WASHINGTON, D.C.—Do broadcasters have copyright liability for the performance of pre-1972 sound recordings that later were digitally re-mastered? Womble Carlyle Telecom attorney John Garziglia has followed this legal question for years, and he says a recent court decision likely is not the end of the story.

On June 1st, a US District Court Judge agreed with CBS that re-mastered pre-1972 songs are not protected under state law and CBS doesn’t have to pay the original owners to broadcast that material.

But Garziglia tells Radio Ink that the decision was highly technical and may not apply to other songs in other cases. “It hinges on the determination that the digital re-mastering process of the analog recordings was not just creating bits and bytes out of the analog sound, but rather involved a recording engineer making significant changes including remixing multitrack source material, adjustments of equalization, sound editing and channel assignment. It is quite possible that with other pre-1972 recordings that were not the subject of this proceeding, analog source material was simply dumped into a digital format without any discernable alterations whatsoever which, if the case, would lead to a completely different verdict,” he said.

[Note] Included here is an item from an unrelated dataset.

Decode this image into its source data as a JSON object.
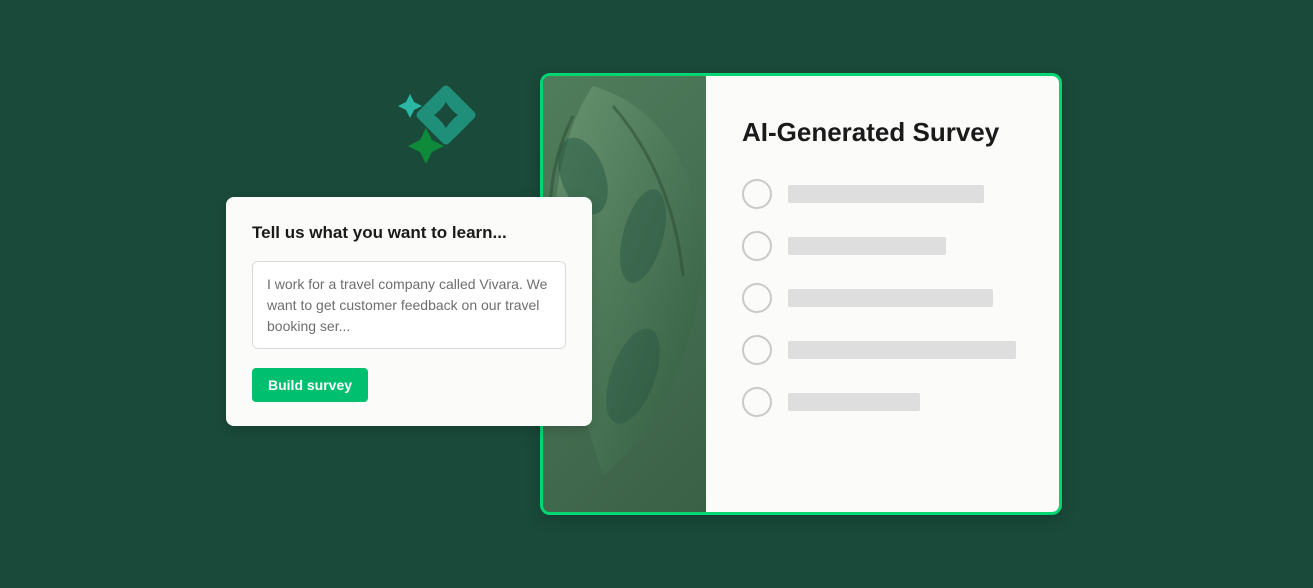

Click here to read the full article in Radio Ink.

The National Association of Broadcasters shared Garziglia’s Radio Ink story in its June 2nd SmartBrief newsletter.

John Garziglia represents radio and television broadcasters, offering personalized assistance in all areas of communications and telecommunications law including transactional and contract negotiations for broadcast station mergers and acquisitions, the securing of financing, governmental auctions of new frequencies, license renewals, new stations applications, facility changes, facility upgrades, licensing, and compliance with FCC rules, regulations and policies.


Follow John Garziglia on Twitter at @JohnGarziglia.